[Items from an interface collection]
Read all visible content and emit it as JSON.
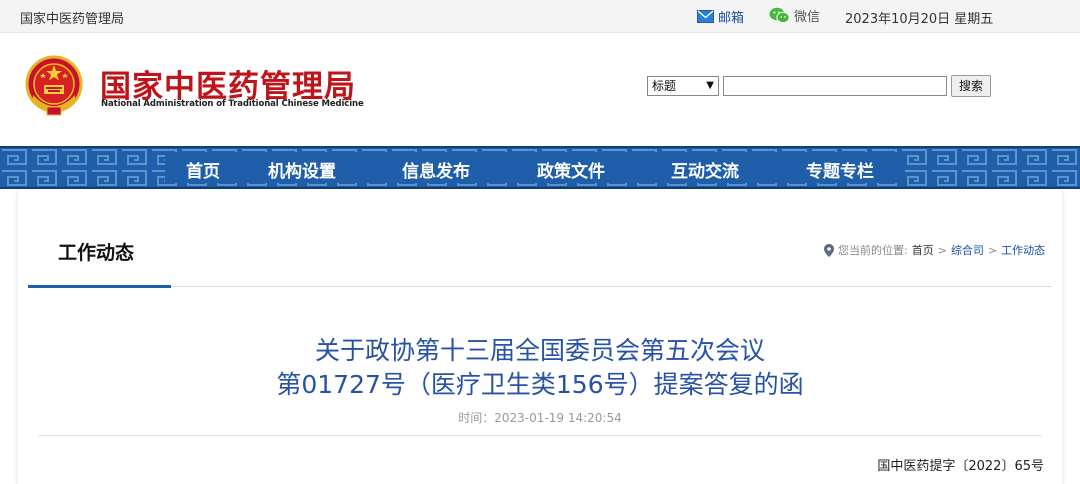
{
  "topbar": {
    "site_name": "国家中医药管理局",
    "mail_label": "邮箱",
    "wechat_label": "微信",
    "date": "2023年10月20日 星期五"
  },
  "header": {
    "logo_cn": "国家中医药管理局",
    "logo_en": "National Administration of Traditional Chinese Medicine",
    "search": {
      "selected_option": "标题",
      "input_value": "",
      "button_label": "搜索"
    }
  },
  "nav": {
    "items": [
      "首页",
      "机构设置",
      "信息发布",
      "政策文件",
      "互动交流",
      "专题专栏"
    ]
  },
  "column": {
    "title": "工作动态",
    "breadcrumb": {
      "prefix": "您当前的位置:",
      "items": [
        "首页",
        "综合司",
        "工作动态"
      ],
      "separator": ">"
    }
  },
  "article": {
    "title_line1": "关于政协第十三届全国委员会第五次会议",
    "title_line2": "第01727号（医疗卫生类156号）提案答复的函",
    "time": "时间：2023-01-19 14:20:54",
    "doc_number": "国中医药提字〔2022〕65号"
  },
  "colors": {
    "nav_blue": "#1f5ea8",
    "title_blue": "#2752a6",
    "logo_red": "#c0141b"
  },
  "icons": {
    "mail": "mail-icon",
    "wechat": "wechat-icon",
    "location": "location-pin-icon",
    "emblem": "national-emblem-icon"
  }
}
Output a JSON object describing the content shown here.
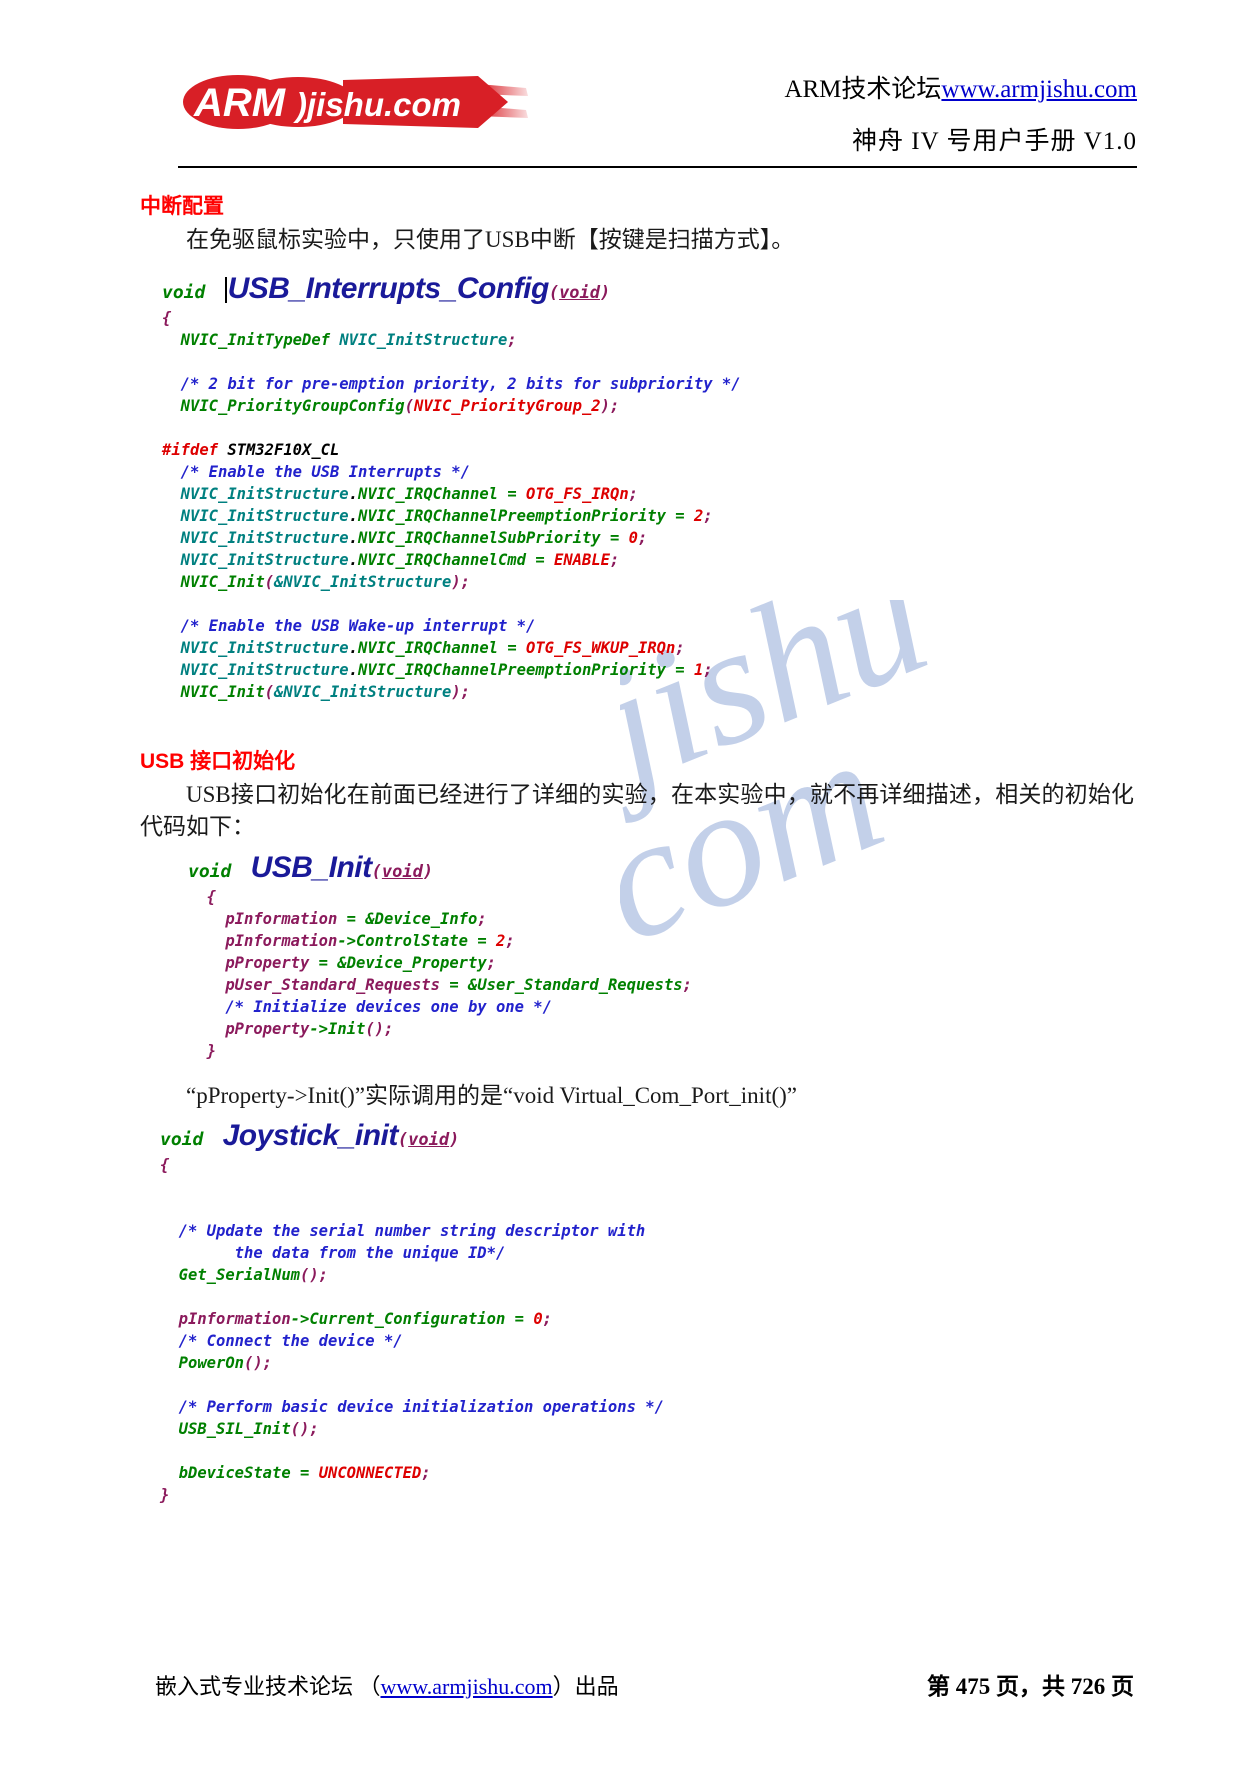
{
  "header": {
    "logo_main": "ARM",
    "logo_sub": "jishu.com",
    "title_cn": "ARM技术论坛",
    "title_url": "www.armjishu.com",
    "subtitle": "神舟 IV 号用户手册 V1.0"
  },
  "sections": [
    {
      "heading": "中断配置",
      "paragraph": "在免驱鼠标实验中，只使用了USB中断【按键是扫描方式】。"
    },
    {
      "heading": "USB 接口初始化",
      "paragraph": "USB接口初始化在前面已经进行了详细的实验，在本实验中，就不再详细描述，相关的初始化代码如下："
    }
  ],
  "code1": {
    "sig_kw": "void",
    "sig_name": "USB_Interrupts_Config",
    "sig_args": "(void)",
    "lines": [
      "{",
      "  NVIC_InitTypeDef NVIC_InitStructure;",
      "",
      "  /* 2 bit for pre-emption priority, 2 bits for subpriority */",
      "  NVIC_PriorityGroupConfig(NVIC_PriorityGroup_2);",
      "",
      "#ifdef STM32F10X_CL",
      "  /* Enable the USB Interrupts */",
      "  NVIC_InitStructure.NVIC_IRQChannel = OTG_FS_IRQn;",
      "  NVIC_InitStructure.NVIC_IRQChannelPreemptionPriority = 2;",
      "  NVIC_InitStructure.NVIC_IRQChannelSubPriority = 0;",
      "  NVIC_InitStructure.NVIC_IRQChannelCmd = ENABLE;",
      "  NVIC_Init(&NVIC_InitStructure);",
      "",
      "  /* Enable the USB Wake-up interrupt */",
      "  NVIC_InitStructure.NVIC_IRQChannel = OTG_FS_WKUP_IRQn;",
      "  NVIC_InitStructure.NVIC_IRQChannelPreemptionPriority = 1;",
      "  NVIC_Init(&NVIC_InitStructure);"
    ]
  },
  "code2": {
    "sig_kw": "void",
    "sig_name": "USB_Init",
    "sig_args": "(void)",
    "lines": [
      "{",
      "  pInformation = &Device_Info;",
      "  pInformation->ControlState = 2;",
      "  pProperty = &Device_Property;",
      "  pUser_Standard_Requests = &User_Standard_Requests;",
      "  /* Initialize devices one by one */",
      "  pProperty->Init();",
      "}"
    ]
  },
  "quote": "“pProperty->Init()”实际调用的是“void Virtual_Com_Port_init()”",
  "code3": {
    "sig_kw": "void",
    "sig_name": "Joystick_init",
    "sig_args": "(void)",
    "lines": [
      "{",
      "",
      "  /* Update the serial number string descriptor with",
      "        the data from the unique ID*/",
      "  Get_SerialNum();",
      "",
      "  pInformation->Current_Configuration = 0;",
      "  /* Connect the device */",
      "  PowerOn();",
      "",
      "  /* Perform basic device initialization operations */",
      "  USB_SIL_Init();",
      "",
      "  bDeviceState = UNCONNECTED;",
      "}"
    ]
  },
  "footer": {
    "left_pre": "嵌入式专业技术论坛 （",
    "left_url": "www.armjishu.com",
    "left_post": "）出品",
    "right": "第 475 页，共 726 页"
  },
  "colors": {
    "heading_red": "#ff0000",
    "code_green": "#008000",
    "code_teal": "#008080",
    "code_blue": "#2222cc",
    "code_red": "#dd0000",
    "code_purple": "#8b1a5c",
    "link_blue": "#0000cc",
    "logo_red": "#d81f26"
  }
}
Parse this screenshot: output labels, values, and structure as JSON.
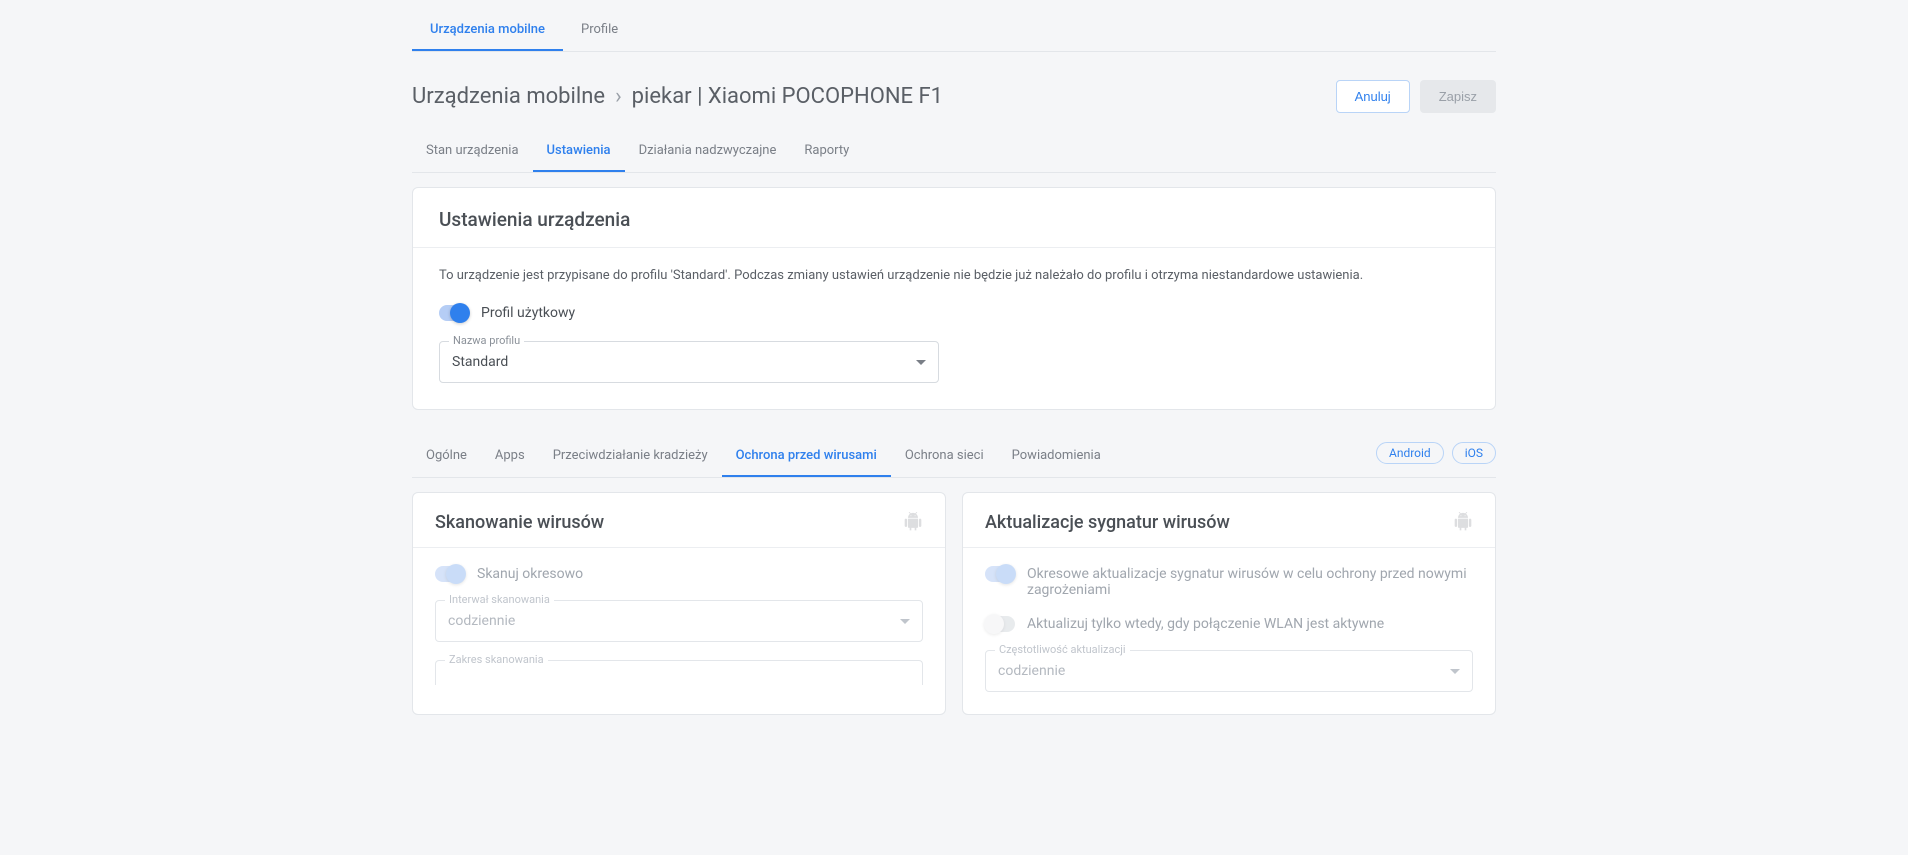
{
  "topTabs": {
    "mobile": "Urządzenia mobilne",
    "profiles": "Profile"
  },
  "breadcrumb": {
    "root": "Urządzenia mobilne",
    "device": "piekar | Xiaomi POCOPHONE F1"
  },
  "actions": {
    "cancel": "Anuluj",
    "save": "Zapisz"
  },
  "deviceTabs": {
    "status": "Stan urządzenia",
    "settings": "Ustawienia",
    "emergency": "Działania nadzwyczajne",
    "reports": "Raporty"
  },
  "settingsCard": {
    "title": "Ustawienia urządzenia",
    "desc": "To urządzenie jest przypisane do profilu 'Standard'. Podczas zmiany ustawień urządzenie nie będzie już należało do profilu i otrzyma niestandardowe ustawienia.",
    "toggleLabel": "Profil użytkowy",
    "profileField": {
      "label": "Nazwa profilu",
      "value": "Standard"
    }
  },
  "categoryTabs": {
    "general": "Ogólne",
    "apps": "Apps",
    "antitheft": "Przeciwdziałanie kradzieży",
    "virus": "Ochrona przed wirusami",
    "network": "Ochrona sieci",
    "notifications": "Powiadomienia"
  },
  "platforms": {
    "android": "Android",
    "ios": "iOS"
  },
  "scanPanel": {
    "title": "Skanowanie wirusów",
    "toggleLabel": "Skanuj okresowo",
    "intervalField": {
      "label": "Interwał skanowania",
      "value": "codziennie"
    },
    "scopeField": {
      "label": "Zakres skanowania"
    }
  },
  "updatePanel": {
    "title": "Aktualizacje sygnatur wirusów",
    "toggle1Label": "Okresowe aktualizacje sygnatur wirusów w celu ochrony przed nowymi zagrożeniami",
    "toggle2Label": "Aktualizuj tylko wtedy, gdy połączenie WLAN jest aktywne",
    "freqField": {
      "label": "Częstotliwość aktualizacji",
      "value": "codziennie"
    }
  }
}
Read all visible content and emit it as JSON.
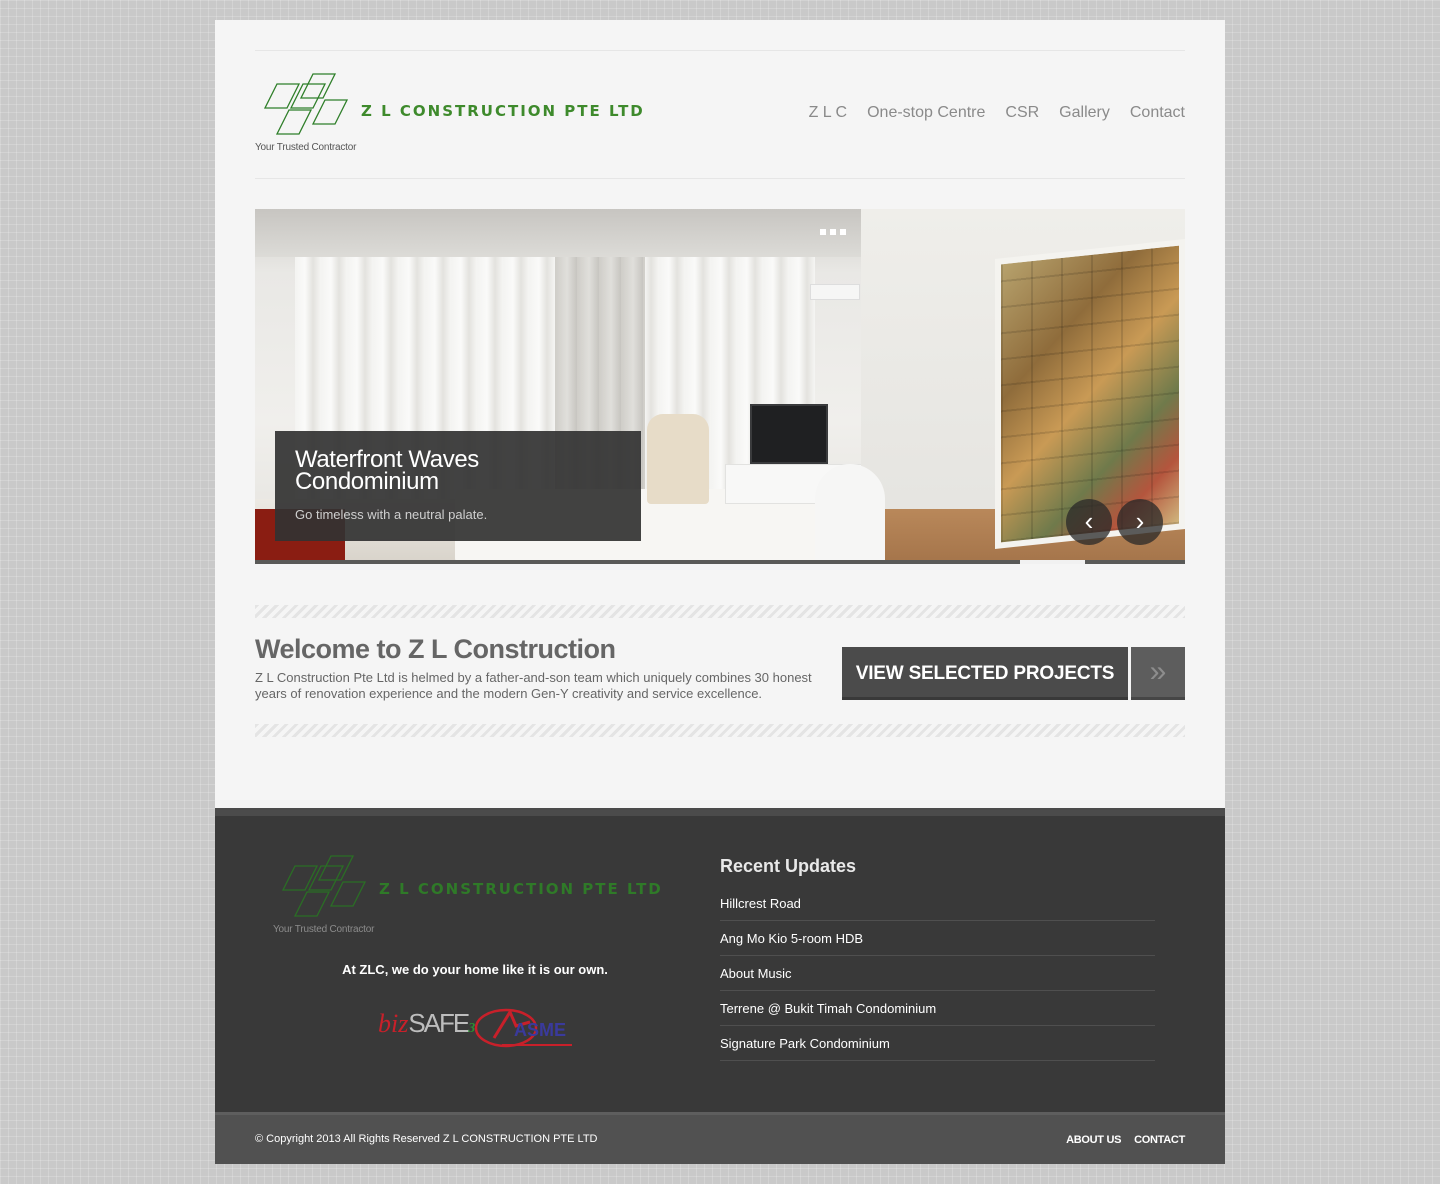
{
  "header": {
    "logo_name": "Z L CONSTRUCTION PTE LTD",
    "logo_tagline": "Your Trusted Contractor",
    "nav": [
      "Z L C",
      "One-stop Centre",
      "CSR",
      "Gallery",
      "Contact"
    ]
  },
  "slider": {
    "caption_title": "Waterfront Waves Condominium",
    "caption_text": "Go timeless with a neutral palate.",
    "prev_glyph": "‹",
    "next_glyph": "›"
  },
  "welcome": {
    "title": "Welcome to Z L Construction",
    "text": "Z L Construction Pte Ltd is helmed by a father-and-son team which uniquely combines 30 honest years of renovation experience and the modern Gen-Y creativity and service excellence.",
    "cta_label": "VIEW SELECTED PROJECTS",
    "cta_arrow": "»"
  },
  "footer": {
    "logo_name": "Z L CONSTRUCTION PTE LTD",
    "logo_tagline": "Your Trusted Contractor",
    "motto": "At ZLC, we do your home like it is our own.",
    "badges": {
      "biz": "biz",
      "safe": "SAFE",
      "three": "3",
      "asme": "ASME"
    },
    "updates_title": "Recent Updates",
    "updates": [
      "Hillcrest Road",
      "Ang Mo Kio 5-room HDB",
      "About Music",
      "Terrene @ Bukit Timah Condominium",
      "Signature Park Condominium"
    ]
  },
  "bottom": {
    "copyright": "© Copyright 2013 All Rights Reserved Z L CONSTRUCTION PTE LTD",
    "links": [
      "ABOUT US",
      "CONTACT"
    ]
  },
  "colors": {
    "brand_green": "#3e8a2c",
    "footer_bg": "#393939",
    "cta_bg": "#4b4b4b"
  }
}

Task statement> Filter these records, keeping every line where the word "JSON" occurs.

Written reply>
Read all visible content and emit it as JSON.
Output a JSON object describing the content shown here.
Parse this screenshot: output labels, values, and structure as JSON.
Read all visible content and emit it as JSON.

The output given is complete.